[[ GIVEN RECORDS, beginning ]]

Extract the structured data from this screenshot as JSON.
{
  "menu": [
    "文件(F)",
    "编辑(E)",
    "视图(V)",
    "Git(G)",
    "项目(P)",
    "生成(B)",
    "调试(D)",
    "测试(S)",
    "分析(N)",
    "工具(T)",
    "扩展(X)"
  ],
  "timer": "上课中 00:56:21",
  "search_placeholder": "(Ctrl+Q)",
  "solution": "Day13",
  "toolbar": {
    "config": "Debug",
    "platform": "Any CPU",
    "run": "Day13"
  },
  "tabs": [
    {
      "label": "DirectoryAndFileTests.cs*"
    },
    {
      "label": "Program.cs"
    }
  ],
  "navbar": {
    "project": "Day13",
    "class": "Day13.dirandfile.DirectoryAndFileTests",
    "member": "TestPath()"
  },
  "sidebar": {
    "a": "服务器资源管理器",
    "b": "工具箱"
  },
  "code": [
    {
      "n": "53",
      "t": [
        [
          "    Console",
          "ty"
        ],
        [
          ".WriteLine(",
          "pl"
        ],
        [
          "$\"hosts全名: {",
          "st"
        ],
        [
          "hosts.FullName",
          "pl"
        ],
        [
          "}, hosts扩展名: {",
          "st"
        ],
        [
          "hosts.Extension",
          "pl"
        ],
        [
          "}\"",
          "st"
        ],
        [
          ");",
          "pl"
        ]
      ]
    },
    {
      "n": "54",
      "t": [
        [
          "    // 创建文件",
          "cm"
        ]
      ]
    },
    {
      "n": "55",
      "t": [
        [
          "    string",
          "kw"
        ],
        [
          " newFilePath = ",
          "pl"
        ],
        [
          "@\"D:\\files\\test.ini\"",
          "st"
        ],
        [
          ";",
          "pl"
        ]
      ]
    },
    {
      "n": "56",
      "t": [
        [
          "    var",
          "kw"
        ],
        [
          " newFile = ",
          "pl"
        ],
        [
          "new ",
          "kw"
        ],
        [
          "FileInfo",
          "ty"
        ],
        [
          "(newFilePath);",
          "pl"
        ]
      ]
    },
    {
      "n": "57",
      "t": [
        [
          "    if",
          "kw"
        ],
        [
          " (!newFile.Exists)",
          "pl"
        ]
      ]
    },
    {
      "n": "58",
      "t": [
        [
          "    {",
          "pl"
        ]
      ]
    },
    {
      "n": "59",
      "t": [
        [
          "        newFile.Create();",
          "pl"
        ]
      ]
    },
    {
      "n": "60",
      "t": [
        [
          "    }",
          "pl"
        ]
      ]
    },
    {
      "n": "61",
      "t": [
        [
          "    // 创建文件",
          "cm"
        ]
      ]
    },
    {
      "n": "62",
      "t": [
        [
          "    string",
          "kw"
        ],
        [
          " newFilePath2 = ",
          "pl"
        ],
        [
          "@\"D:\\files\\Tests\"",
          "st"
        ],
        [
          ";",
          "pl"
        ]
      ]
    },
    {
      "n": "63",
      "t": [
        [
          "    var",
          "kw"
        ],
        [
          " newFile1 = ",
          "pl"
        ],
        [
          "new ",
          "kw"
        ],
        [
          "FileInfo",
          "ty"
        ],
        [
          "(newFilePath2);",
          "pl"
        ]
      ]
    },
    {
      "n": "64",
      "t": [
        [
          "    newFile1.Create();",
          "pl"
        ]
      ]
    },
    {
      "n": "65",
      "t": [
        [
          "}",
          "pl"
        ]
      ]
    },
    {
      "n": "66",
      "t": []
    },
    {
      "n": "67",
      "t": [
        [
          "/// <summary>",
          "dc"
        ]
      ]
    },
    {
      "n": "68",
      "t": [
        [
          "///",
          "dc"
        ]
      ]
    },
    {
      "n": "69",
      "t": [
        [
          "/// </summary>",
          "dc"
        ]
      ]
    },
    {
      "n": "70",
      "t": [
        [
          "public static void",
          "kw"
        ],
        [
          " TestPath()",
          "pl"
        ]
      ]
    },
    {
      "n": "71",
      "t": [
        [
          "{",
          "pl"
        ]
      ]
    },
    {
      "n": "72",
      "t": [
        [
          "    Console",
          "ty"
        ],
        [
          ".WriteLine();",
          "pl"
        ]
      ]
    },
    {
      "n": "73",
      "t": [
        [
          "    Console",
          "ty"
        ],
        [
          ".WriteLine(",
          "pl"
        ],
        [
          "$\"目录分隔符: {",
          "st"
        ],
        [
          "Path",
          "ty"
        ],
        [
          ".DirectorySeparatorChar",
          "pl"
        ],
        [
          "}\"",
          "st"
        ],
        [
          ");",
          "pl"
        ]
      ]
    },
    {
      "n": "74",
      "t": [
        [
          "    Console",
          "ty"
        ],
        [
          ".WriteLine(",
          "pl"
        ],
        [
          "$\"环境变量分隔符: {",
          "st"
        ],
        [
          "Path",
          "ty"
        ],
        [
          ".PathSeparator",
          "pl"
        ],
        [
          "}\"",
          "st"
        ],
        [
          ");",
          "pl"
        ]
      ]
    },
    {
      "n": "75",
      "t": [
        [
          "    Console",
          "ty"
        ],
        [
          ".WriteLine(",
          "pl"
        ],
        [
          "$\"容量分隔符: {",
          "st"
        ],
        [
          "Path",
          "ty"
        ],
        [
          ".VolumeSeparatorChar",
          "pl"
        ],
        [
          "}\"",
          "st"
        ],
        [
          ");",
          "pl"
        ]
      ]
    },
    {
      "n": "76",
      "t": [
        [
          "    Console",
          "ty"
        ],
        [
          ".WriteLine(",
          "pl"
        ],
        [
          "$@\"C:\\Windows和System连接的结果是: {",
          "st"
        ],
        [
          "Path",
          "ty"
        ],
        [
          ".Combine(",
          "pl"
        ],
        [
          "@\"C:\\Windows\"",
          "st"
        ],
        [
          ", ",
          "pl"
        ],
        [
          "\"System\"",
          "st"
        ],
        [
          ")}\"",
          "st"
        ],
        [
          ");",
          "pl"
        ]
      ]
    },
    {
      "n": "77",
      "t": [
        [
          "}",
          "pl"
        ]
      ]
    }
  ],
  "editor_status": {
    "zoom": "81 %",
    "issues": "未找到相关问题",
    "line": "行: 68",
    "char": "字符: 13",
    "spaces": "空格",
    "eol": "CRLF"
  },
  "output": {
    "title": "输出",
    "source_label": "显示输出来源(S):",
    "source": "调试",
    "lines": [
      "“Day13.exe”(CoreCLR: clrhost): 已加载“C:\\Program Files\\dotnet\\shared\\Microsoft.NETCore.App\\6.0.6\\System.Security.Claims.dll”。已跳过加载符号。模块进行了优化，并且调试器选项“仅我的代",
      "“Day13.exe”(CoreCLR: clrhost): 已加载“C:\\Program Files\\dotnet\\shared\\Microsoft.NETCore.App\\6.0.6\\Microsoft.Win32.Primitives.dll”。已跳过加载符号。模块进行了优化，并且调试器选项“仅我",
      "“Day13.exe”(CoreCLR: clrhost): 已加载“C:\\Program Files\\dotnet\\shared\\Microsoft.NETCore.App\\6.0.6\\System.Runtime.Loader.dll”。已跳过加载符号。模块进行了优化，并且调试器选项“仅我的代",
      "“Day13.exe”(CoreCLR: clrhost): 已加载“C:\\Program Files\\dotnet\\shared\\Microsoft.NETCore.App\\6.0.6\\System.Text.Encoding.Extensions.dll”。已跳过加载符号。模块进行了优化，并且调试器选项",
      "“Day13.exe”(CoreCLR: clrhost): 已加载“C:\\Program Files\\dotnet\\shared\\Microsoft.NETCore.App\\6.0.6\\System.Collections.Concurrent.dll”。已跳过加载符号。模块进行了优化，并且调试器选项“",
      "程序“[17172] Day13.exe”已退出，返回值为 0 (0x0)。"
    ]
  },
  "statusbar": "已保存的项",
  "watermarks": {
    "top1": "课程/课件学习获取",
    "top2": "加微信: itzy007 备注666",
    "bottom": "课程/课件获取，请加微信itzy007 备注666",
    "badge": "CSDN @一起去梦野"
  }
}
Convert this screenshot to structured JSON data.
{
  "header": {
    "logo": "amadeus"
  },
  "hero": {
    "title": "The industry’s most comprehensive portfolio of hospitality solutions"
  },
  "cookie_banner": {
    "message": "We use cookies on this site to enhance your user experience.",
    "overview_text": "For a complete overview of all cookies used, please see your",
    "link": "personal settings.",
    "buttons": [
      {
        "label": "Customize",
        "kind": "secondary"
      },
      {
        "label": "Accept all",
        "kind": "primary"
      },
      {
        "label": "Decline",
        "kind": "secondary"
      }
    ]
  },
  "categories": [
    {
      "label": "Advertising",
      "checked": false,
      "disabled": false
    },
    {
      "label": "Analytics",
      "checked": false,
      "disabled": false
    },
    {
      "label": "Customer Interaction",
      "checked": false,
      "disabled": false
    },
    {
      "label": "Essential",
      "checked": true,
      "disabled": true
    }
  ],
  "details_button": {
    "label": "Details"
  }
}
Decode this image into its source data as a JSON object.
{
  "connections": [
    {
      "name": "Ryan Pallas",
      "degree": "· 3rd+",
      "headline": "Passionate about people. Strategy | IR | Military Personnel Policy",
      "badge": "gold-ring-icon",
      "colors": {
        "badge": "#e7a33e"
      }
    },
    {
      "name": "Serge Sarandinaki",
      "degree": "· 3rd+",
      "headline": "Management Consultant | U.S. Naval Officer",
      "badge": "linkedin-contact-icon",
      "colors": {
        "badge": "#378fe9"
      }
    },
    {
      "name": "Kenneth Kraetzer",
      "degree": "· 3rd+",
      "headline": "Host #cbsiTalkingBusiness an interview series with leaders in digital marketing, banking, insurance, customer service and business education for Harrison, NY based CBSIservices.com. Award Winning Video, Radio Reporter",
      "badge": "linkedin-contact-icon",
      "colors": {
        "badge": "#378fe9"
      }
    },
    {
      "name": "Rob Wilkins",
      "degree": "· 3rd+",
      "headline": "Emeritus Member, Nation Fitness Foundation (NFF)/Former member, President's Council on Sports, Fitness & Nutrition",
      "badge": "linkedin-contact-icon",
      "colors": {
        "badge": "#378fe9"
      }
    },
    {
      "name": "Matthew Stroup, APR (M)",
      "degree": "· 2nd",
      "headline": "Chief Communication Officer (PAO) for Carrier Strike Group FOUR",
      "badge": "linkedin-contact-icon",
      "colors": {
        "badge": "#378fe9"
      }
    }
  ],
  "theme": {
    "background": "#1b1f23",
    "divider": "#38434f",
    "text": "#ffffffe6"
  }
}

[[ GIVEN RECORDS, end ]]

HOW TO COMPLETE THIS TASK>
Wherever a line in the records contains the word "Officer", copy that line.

WRITTEN ANSWER>
      "headline": "Management Consultant | U.S. Naval Officer",
      "headline": "Chief Communication Officer (PAO) for Carrier Strike Group FOUR",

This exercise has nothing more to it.